Only lines that contain the string "chevron" should be returned from the material below.

# THE DATA
- Opening Delimiter -
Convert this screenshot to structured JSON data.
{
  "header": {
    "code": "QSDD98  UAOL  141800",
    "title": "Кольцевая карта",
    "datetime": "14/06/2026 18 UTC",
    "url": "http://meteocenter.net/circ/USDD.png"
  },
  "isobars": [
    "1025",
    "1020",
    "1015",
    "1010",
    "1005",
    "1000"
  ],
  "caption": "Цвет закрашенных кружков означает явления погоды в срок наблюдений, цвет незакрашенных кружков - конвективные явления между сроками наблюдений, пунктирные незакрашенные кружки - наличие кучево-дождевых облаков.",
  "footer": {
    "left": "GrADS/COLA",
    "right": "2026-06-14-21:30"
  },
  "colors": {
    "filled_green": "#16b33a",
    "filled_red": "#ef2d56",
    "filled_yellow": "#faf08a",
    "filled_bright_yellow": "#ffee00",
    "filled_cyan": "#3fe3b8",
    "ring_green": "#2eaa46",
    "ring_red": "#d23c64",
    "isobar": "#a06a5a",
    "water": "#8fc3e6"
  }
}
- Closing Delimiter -
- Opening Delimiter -
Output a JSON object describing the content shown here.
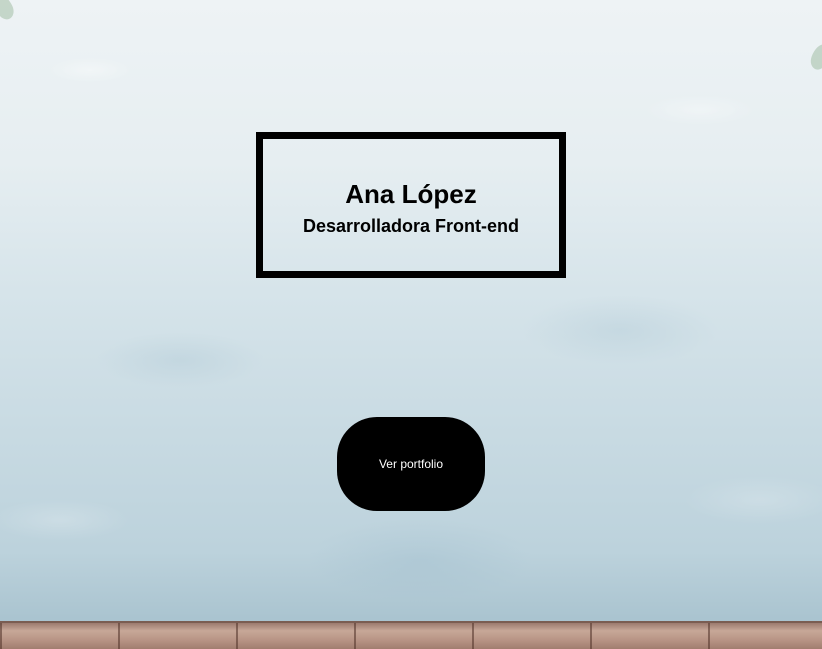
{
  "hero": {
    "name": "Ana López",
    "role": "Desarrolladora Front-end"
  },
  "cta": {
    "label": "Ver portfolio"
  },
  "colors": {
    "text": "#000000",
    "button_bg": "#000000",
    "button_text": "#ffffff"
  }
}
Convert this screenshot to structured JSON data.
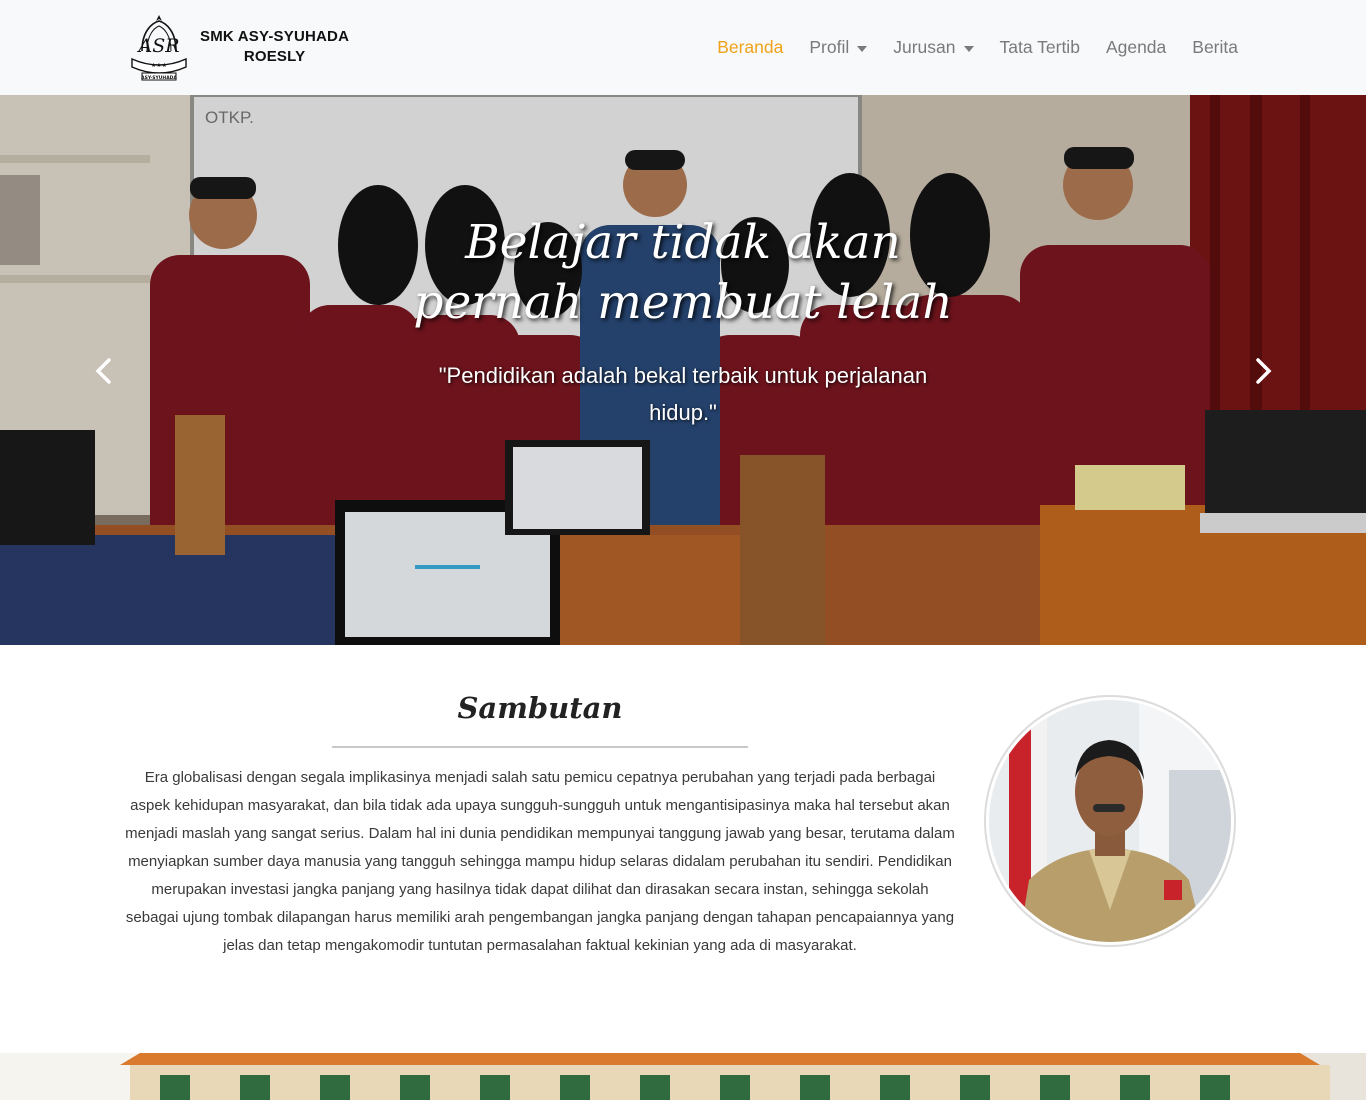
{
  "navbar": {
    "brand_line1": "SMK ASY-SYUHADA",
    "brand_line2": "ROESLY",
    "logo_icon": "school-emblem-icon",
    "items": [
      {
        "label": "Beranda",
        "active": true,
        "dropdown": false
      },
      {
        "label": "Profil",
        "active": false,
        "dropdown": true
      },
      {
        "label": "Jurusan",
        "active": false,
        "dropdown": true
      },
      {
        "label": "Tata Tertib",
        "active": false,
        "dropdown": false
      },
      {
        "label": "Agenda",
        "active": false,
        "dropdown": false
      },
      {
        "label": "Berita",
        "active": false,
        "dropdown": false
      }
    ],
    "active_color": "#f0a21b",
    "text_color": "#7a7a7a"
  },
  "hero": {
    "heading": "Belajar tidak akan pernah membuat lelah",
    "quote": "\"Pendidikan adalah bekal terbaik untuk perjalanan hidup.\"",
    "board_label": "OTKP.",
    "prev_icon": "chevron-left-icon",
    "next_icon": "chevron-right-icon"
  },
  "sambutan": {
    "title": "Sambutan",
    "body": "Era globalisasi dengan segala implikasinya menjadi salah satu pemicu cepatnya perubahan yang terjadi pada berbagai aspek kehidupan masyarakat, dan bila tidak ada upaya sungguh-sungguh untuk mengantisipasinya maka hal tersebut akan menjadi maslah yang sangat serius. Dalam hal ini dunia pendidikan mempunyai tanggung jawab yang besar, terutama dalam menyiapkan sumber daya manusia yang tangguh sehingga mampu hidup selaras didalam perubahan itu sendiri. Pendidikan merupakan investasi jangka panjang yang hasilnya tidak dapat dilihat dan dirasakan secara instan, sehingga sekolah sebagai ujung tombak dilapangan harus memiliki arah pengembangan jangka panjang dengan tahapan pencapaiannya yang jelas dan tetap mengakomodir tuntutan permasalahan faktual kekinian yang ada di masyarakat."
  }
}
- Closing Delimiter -
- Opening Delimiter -
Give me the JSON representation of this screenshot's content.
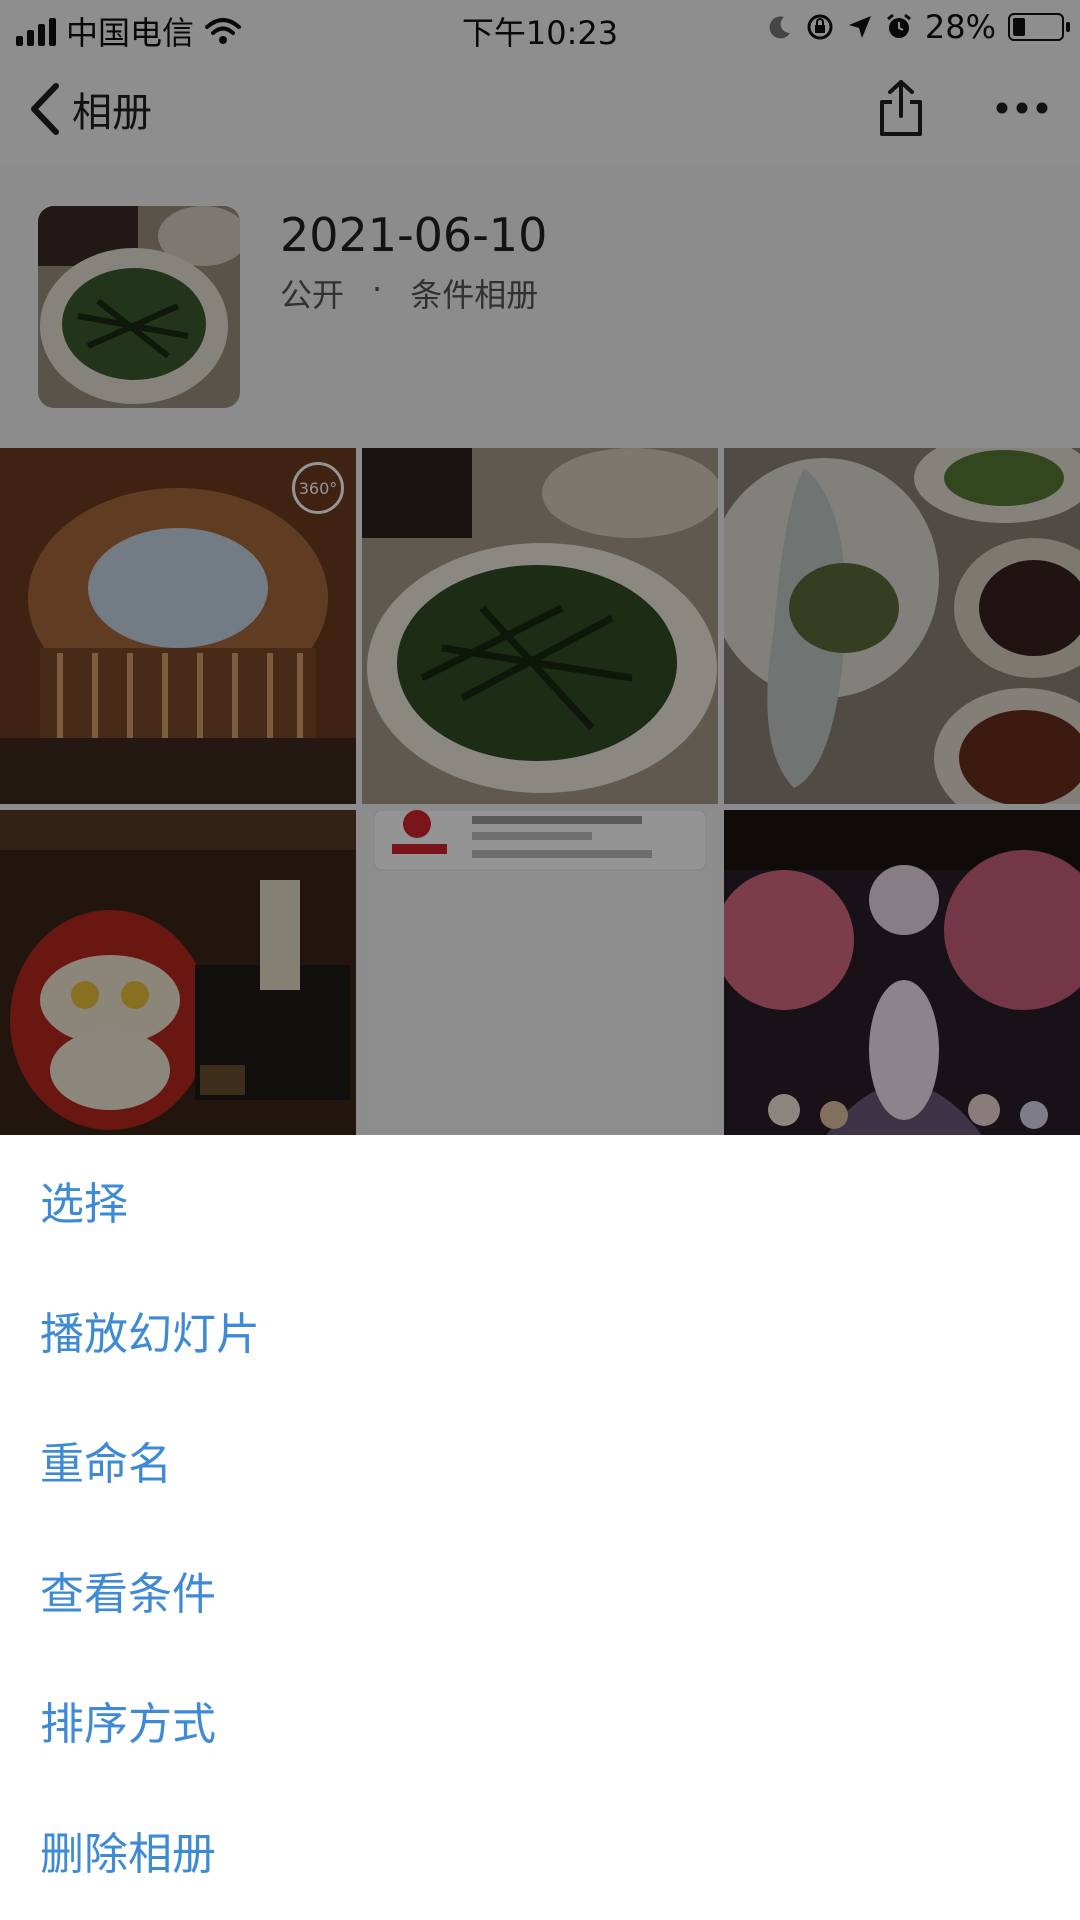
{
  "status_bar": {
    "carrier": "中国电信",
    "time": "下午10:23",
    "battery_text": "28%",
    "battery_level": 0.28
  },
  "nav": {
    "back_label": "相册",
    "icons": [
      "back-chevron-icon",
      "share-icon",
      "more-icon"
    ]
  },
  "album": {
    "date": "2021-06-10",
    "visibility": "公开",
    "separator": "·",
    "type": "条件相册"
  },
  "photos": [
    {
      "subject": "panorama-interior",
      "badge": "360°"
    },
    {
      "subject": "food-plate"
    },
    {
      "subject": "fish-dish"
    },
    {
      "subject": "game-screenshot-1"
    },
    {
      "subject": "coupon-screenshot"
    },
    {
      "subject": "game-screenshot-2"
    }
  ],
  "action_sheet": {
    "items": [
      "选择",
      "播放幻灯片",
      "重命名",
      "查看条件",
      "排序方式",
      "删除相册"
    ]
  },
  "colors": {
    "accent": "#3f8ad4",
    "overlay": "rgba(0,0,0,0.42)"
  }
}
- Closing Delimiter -
# WRITTEN ANSWER
    "prev_icon": "chevron-left-icon",
    "next_icon": "chevron-right-icon"
      "back-chevron-icon",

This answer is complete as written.